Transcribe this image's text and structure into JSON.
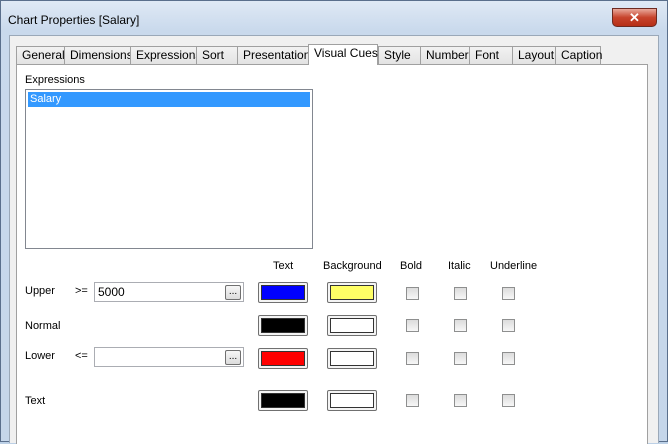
{
  "window": {
    "title": "Chart Properties [Salary]",
    "close_glyph": "✕"
  },
  "tabs": [
    {
      "label": "General"
    },
    {
      "label": "Dimensions"
    },
    {
      "label": "Expressions"
    },
    {
      "label": "Sort"
    },
    {
      "label": "Presentation"
    },
    {
      "label": "Visual Cues",
      "active": true
    },
    {
      "label": "Style"
    },
    {
      "label": "Number"
    },
    {
      "label": "Font"
    },
    {
      "label": "Layout"
    },
    {
      "label": "Caption"
    }
  ],
  "expressions": {
    "label": "Expressions",
    "items": [
      "Salary"
    ],
    "selected": "Salary"
  },
  "columns": {
    "text": "Text",
    "background": "Background",
    "bold": "Bold",
    "italic": "Italic",
    "underline": "Underline"
  },
  "rows": {
    "upper": {
      "label": "Upper",
      "operator": ">=",
      "value": "5000",
      "browse": "...",
      "text_color": "#0000ff",
      "background_color": "#ffff66",
      "bold": false,
      "italic": false,
      "underline": false
    },
    "normal": {
      "label": "Normal",
      "text_color": "#000000",
      "background_color": "#ffffff",
      "bold": false,
      "italic": false,
      "underline": false
    },
    "lower": {
      "label": "Lower",
      "operator": "<=",
      "value": "",
      "browse": "...",
      "text_color": "#ff0000",
      "background_color": "#ffffff",
      "bold": false,
      "italic": false,
      "underline": false
    },
    "text": {
      "label": "Text",
      "text_color": "#000000",
      "background_color": "#ffffff",
      "bold": false,
      "italic": false,
      "underline": false
    }
  }
}
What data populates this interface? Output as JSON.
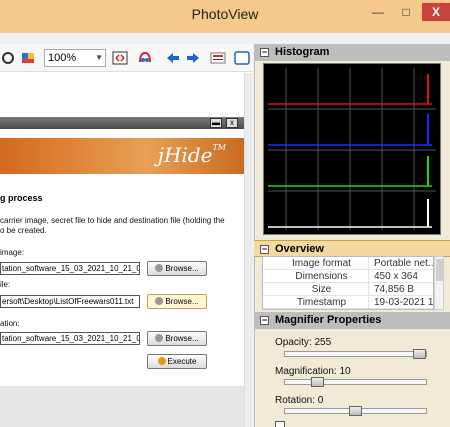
{
  "window": {
    "title": "PhotoView",
    "min": "—",
    "max": "□",
    "close": "X"
  },
  "toolbar": {
    "zoom_value": "100%",
    "icons": [
      "rotate-icon",
      "color-icon",
      "fit-icon",
      "eyes-icon",
      "back-icon",
      "forward-icon",
      "exif-icon",
      "panel-icon"
    ]
  },
  "jhide": {
    "brand": "jHide",
    "tm": "TM",
    "close": "x",
    "heading": "g process",
    "desc1": "carrier image, secret file to hide and destination file (holding the",
    "desc2": "o be created.",
    "label_image": "image:",
    "field_image": "tation_software_15_03_2021_10_21_01.png",
    "label_file": "ile:",
    "field_file": "ersoft\\Desktop\\ListOfFreewars011.txt",
    "label_dest": "ation:",
    "field_dest": "tation_software_15_03_2021_10_21_01.png",
    "browse": "Browse...",
    "execute": "Execute"
  },
  "histogram": {
    "title": "Histogram",
    "channels": [
      "red",
      "blue",
      "green",
      "white"
    ]
  },
  "overview": {
    "title": "Overview",
    "toggle": "−",
    "rows": [
      {
        "key": "Image format",
        "value": "Portable net..."
      },
      {
        "key": "Dimensions",
        "value": "450 x 364"
      },
      {
        "key": "Size",
        "value": "74,856 B"
      },
      {
        "key": "Timestamp",
        "value": "19-03-2021 1..."
      }
    ]
  },
  "magnifier": {
    "title": "Magnifier Properties",
    "toggle": "−",
    "opacity_label": "Opacity: 255",
    "opacity": 1.0,
    "magnification_label": "Magnification: 10",
    "magnification": 0.2,
    "rotation_label": "Rotation: 0",
    "rotation": 0.5
  }
}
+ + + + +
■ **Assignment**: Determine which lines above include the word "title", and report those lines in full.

■ **Solution for this task**:
    "title": "Chart Properties [Salary]",
    "title": "PhotoView",
    "title": "Histogram",
    "title": "Overview",
    "title": "Magnifier Properties",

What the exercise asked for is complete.